Exercise prompt: Each of the entries below needs to be given again exactly.

Collected data entries:
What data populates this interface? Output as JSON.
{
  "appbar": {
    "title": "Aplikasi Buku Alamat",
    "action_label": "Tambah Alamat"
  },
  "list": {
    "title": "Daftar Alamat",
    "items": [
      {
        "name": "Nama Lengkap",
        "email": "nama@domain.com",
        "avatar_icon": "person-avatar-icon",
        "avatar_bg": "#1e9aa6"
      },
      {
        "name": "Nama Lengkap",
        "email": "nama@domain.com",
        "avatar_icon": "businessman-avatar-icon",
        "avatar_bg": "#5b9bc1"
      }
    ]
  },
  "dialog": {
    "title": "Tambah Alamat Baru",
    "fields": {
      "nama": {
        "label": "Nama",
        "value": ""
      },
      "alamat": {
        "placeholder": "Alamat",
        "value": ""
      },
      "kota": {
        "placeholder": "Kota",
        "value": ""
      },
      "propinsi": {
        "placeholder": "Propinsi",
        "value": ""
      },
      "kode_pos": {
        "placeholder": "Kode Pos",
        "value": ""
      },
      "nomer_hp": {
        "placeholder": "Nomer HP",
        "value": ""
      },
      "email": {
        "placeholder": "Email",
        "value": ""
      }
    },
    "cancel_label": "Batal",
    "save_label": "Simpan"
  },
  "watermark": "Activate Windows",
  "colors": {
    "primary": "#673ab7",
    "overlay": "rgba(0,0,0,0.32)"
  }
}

Task output:
What data populates this interface? Output as JSON.
{
  "appbar": {
    "title": "Aplikasi Buku Alamat",
    "action_label": "Tambah Alamat"
  },
  "list": {
    "title": "Daftar Alamat",
    "items": [
      {
        "name": "Nama Lengkap",
        "email": "nama@domain.com",
        "avatar_icon": "person-avatar-icon",
        "avatar_bg": "#1e9aa6"
      },
      {
        "name": "Nama Lengkap",
        "email": "nama@domain.com",
        "avatar_icon": "businessman-avatar-icon",
        "avatar_bg": "#5b9bc1"
      }
    ]
  },
  "dialog": {
    "title": "Tambah Alamat Baru",
    "fields": {
      "nama": {
        "label": "Nama",
        "value": ""
      },
      "alamat": {
        "placeholder": "Alamat",
        "value": ""
      },
      "kota": {
        "placeholder": "Kota",
        "value": ""
      },
      "propinsi": {
        "placeholder": "Propinsi",
        "value": ""
      },
      "kode_pos": {
        "placeholder": "Kode Pos",
        "value": ""
      },
      "nomer_hp": {
        "placeholder": "Nomer HP",
        "value": ""
      },
      "email": {
        "placeholder": "Email",
        "value": ""
      }
    },
    "cancel_label": "Batal",
    "save_label": "Simpan"
  },
  "watermark": "Activate Windows",
  "colors": {
    "primary": "#673ab7",
    "overlay": "rgba(0,0,0,0.32)"
  }
}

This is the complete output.